It took me half an hour to go half a mile, all the while apprehensively scanning left and right for Dad’s limp body. I could hear trickling beneath a pile of trees, so I climbed up the hill to a point where I could access the water. Before I started filtering, I had this funny impulse to take my phone off airplane-mode, thinking back to Dad’s offhand remark that he “got cell signal…at the creek”. In my addled state, I had the thought that if Dad was hurt, maybe he somehow got word to Mom. Having been offline for several days, messages began pouring in from parts far and wide, but it was the veritable flood of texts from Dad that brought me to tears. He was alive and well! But why was he texting me? THIS WAS NOT THE PROTOCOL! My relief gave way to frustration when I read his last text: “At [mile] 1758.3 at 2:44”. I replied that I was “at mile 1757.5 at 3:36”. In other words, he was 8 tenths of a mile north of me (as of almost an hour earlier). How had we crossed paths without realizing it!?
I finished filtering a liter and a half of water and rage-hiked with wet eyes back through the relentless blowdowns. It took me another half an hour to go just 3 tenths of a mile. I reached an overlook and decided to check if I had signal once again. I did, and Dad had responded to my last text saying that he was now “at Dutch Joe Creek mile 1759.9” and that he was “setting up camp” and “staying put”. Dutch Joe Creek was the “river” I crossed after lunch. This meant he was not less than a mile away as I was hoping, he was a staggering 2.1 miles north of me. I seethed. I sobbed. And I willed my body northwards, hiking hand over fist for the next 2 hours. When I finally reached Dad at 6pm, I handed him the can of soda, Mountain House Chili Mac, and Pop Tarts I’d been carrying all day, gritted my teeth, and began setting up my tent.
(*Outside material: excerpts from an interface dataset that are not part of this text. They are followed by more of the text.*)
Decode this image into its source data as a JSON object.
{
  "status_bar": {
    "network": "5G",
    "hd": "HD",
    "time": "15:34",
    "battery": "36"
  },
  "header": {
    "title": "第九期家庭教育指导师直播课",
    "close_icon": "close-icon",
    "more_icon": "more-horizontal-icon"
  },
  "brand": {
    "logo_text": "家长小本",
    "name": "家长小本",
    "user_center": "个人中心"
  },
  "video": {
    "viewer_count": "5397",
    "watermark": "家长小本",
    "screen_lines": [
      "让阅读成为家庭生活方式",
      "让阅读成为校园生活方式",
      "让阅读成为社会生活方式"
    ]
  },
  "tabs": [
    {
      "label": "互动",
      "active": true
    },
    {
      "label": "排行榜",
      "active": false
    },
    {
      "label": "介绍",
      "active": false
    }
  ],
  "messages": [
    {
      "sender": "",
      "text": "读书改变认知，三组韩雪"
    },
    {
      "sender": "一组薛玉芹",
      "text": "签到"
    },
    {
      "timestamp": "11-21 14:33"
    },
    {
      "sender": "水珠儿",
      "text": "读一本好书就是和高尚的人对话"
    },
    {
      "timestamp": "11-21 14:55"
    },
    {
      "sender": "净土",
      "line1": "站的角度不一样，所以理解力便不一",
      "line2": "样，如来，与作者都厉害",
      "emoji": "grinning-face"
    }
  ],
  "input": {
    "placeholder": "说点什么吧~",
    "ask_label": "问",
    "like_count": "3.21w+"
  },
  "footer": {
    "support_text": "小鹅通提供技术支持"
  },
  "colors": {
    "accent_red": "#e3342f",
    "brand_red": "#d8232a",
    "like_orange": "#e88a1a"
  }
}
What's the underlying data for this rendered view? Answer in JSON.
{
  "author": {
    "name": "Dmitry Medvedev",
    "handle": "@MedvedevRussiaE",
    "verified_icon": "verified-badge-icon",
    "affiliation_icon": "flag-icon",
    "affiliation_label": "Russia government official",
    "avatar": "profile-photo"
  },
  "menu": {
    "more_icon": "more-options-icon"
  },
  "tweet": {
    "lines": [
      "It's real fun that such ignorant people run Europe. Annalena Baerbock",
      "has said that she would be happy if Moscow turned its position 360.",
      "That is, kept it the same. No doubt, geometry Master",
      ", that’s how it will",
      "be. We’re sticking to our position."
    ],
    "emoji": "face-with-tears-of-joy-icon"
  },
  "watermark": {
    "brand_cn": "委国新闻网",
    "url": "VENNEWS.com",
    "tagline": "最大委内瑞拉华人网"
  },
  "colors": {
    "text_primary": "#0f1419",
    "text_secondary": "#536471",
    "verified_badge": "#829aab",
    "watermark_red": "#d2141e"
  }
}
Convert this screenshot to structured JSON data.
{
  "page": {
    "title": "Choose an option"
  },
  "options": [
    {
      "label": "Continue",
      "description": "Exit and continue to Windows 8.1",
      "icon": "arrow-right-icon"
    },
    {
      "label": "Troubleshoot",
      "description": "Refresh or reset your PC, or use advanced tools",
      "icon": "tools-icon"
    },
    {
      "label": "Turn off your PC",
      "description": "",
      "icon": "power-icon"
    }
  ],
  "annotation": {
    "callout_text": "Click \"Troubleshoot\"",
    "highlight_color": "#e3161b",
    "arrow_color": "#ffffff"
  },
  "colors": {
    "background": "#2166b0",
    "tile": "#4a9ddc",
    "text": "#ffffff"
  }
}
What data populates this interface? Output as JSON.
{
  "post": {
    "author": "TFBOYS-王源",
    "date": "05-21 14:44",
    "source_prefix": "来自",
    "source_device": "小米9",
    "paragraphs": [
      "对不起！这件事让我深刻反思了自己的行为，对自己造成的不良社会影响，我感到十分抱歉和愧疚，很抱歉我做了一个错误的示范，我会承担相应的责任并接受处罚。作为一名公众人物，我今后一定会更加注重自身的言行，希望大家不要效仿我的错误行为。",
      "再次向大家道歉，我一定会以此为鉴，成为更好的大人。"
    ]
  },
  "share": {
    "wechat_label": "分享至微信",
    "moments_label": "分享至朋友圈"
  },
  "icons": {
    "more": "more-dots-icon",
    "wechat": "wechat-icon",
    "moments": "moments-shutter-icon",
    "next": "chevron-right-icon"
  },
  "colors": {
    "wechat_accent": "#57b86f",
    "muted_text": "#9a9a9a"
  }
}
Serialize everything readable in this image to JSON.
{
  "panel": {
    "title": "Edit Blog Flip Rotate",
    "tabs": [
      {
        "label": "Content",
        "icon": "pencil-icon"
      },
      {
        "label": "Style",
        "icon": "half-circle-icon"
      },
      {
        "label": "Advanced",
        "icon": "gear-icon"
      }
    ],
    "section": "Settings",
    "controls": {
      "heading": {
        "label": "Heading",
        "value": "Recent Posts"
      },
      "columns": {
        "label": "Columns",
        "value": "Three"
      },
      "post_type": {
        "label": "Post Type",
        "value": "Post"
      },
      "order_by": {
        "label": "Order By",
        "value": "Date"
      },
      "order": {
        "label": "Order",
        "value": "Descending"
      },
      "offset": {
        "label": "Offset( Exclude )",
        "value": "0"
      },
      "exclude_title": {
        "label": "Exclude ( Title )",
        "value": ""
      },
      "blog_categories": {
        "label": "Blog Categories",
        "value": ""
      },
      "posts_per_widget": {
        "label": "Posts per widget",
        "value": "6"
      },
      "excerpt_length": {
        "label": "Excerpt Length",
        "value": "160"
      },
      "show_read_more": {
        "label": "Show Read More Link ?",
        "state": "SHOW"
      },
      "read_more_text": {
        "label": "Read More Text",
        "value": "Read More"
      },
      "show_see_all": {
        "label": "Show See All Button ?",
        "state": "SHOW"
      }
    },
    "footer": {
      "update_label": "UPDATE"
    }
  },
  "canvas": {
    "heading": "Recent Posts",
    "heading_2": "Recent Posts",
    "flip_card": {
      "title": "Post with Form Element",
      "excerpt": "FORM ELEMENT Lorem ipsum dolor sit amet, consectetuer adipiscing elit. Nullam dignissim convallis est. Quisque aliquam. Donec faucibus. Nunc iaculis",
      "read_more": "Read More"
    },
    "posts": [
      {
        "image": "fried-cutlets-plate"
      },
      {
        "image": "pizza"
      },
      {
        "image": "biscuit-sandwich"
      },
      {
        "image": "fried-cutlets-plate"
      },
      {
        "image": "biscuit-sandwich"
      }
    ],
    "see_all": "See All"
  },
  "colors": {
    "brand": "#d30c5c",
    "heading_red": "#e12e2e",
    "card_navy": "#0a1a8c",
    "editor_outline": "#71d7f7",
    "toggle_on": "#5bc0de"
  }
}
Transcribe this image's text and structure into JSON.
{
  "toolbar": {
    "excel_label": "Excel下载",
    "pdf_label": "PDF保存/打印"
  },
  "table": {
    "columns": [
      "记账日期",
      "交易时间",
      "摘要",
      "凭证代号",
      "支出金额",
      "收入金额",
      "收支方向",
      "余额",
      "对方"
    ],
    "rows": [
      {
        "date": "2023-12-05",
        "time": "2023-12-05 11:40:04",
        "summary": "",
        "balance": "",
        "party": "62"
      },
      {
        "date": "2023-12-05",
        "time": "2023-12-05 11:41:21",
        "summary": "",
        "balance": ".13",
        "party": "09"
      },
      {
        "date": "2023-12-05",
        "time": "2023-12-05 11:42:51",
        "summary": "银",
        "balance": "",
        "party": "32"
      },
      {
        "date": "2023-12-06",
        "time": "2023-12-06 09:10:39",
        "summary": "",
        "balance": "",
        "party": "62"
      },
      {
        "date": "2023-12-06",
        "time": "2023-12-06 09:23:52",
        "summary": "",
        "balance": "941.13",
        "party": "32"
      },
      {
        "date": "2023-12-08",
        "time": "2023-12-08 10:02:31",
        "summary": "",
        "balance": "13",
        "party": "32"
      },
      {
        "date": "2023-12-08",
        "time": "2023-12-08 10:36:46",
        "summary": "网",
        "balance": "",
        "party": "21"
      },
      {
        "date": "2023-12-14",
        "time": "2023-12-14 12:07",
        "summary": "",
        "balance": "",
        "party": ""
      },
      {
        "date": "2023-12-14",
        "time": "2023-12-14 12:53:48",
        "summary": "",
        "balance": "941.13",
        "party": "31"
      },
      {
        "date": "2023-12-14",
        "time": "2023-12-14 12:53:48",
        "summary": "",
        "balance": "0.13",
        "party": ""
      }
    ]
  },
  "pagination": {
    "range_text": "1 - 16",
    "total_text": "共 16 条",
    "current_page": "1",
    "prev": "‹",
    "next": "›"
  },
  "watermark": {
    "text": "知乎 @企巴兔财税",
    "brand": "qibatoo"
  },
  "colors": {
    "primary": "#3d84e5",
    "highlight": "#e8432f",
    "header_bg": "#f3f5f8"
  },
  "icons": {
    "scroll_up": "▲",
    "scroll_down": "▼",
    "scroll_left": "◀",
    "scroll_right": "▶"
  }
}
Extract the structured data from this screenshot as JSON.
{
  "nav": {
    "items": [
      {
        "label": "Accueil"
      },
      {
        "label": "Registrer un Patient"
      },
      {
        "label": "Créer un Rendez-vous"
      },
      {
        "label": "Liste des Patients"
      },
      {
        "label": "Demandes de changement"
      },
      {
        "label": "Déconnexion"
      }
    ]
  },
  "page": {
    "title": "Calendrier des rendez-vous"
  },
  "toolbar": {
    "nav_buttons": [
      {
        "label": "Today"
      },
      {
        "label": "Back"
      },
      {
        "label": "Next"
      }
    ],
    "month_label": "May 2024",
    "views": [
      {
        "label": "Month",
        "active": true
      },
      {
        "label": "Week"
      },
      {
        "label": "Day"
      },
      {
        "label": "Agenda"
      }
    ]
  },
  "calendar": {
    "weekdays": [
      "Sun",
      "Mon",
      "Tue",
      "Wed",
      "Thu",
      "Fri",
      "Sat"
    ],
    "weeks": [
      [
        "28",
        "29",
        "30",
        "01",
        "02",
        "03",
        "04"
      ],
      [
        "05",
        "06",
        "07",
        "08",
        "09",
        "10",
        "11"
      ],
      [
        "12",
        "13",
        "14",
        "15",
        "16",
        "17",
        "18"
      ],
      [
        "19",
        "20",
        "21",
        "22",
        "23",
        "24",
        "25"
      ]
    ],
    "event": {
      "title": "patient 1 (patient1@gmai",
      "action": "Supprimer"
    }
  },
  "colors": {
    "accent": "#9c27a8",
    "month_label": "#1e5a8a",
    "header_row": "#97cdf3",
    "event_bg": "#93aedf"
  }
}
Though we finally found each other (and it was a true relief that he was ok—save his pants and legs, both of which were shredded from the knees down), we were quite literally not out of the woods yet. Our campsite that night was 4.5 miles from the Big Sandy Campground where I left the Jeep. This meant we still had about 4 miles of blowdowns to slog through, which took us 4 solid hours the next morning. It was only towards the end of the ordeal that I thought to capture two shots of Dad among the blowdowns for context. Without these, I’m not sure my words alone could have really conveyed the full magnitude of what we went through. After 5 arduous days, Dad had hiked 41.5 miles.
The saga of our ill-fated 2nd meetup (and technically the 3rd, when we reached the Jeep and drove to Pinedale, WY to convalesce) is as good a time as any to mention that for the second year in a row, I’ll be supporting Dad as he hikes the CDT and attempts to finish the 1,251 miles he has remaining between the middle of Wyoming and the Canadian border. On the afternoon of June 15th, I dropped him off where the CDT crosses WY-28 (astute readers may recall this being his starting point last year, heading southbound), and he decided to get going right then and there. For the sake of completeness, I should add that our 1st meetup was that first night, where the CDT crosses a dirt road 11 trail miles north, and compared to the one that followed, it was uneventful. Wish us luck, clearly we’ll need it!
Update: Like last year, I felt compelled to capture in words some stories from our meetups on the CDT. The 7 subsequent posts are: